Board approves distinguished professors
By Sally Harris
Spectrum Volume 20 Issue 13 - November 20, 1997
The Virginia Tech Board of Visitors has recognized two of the university's most well-known faculty members by elevating them to the rank of alumni distinguished professor.
Wayne Purcell and Lucinda Roy were recognized for their extraordinary academic citizenship and distinguished service within the university community. The honor is reserved for faculty members who, through outstanding contributions to the instructional program of the university, have touched the lives of generations of Virginia Tech alumni.
A professor of agriculture and applied economics, Purcell is director of the university's Research Institute on Livestock Pricing and coordinator of the Rural Economic Analysis Program at Virginia Tech.
Andy Swiger, dean of the university's College of Agriculture and Life Sciences, praised Purcell's contributions to Virginia Tech. "Wayne Purcell's integration of teaching, research, and Extension personifies the modern land-grant professor," Swiger said.
Roy has been at Virginia Tech since 1985, first as lecturer of English. She was named assistant professor in 1987, associate professor in 1991, and professor in 1997. In 1993, she was named assistant dean for projects in the College of Arts and Sciences and, in 1994, associate dean for curriculum, outreach, and diversity.
Roy won the 1994 Eighth Mountain Poetry Prize for her book of poetry, and, as a result, The Humming Birds was published in 1995. She is the author of another book of poetry, Wailing the Dead to Sleep, published in London in 1988. Her collections of poetry have been reviewed in Publisher's Weekly (a starred review), QBR, The Library Journal, The Journal of West Indian Literature, and other magazines. Her novel Lady Moses will be published this winter by HarperCollins in the United States and by Virago/Little Brown in England.

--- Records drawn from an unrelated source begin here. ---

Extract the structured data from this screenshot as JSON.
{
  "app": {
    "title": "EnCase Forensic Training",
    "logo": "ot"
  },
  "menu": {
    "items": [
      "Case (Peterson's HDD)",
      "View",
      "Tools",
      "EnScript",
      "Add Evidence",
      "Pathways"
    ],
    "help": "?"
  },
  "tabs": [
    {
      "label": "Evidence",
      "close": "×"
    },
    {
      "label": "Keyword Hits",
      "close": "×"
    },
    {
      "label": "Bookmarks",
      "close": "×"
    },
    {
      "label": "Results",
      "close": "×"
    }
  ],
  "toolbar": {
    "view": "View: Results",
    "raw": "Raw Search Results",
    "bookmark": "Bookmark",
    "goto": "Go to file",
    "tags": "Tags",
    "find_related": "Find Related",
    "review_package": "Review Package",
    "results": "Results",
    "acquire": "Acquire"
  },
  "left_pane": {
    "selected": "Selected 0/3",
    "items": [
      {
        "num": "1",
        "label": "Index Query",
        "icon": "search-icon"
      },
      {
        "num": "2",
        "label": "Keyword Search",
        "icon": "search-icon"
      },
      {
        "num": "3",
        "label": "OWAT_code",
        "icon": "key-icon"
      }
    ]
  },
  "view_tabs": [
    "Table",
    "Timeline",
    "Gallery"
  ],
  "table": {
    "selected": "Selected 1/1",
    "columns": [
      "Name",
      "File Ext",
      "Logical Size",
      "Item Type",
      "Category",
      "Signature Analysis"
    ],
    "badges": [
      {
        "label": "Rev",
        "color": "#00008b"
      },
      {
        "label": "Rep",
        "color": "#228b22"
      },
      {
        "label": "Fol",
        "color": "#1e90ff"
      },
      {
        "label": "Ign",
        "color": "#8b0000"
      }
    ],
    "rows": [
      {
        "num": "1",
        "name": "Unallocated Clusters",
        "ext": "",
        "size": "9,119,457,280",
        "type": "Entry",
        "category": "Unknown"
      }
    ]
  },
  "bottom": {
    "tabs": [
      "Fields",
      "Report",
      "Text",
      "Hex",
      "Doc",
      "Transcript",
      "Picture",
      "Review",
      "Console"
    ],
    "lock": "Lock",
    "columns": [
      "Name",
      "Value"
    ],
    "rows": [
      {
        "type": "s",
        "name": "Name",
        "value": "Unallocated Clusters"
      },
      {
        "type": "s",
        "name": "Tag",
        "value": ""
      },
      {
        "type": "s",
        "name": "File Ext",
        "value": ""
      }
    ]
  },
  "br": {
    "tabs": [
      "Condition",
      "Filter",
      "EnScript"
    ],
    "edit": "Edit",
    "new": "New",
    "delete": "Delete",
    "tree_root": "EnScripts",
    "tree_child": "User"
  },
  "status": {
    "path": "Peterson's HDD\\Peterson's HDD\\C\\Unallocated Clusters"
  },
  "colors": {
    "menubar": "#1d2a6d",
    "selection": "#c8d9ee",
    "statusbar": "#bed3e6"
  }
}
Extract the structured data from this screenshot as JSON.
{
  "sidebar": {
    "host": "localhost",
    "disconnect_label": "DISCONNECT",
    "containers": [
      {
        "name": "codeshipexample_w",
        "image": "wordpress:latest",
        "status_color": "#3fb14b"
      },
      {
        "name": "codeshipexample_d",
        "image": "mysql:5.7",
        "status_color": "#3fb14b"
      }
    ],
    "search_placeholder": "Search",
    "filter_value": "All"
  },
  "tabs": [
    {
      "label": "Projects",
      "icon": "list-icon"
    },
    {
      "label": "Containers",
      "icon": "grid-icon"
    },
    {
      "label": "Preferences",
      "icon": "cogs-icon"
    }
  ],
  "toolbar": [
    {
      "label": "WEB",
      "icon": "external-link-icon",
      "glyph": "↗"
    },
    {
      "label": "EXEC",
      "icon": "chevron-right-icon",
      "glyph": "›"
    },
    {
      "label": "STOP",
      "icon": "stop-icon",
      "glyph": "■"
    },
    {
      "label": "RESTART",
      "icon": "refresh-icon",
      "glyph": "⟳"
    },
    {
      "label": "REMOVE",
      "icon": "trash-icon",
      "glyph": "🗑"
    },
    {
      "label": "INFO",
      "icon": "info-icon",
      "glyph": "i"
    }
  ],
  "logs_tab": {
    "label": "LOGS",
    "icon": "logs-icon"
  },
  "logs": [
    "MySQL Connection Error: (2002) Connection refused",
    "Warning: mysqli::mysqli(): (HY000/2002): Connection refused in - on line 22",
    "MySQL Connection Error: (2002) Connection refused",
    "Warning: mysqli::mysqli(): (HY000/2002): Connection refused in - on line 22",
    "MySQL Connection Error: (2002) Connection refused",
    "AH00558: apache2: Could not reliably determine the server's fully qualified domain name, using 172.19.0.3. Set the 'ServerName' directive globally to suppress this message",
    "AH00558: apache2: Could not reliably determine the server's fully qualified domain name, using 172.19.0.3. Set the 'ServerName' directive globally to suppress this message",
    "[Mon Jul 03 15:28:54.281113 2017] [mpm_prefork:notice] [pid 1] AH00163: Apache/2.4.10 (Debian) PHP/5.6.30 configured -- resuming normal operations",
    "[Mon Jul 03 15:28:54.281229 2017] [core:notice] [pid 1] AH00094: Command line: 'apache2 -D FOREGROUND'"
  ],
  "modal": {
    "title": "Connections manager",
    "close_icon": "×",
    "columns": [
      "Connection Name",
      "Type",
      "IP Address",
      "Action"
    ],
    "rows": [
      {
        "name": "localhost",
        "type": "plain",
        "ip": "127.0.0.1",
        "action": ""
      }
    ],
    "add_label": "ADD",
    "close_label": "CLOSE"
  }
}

"I am pleased to see Lucinda Roy receive this recognition," said Dean Robert C. Bates, "because she is a truly unique educator and scholar-artist of many dimensions and talents. She is an exceptional faculty member who epitomizes the values and strength of Virginia Tech, as we move into the next millennium, through her creative writing and advances in the use of technology in student learning. She will indeed be a very fine ambassador when representing Virginia Tech as an ADP."
Purcell has been recognized with numerous teaching awards, as well as praised for his teaching ability from fellow professors. Students, as well, have praised him.
Though he doesn't have an Extension appointment, Purcell gained nation-wide praise for his Extension programs and his outreach to industry groups. Ted Schroeder, professor of agricultural economics at Kansas State University, pointed to his work with universities across the nation, with government agencies, and with commodity groups.
His research has "contributed to the solution of old problems in a hide-bound industry," according to Joseph B. Dial, commissioner of the U.S. Commodity Futures Trading Commission. "His blending of academic expertise with common sense has earned him a respect out in the field that few professors enjoy. The commercial sector is now starting to benefit and profit from his wisdom."
To concentrate on teaching, lecturing, and her literary career, Roy stepped down from her position as associate dean in 1997. In that role, she had worked on the development of on-line courses and Internet-based educational strategies. Besides working with the college's Cultural Diversity Committee and serving on the university's Academic Council for Outreach, as well as on several instructional-technology task forces, Roy helped initiate several new programs using technology to benefit students and faculty members, including Cyberschool, ACCESS, VTOPS, Service-Learning, Swap '94, and `A'-Tech.
"Students graduating from Virginia Tech today leave with advanced skills and knowledge-acquisition strategies far different from those of even a few years ago," Bates said. "Lucinda has been at the center of most of this activity in the information revolution and has gained local, state, regional, and national visibility for herself and the university as a much sought-after speaker on this topic."
Roy held the Gloria D. Smith Two-Year Endowed Professorship in Black Studies until May 1997 and continues to serve as professor of English. She is a member of the National Learning Infrastructure Initiative, EDUCOM, the Golden Key National Honor Society, the Virginia Association of Black Faculty and Administrators, and the Modern Language Association
Purcell earned his bachelor's and master's degrees from Virginia Tech, and his doctorate from Michigan State University. He was an agricultural economist with the U.S. Department of Agriculture, and he was a professor of agricultural economics at Oklahoma State University before joining the Virginia Tech faculty in 1978.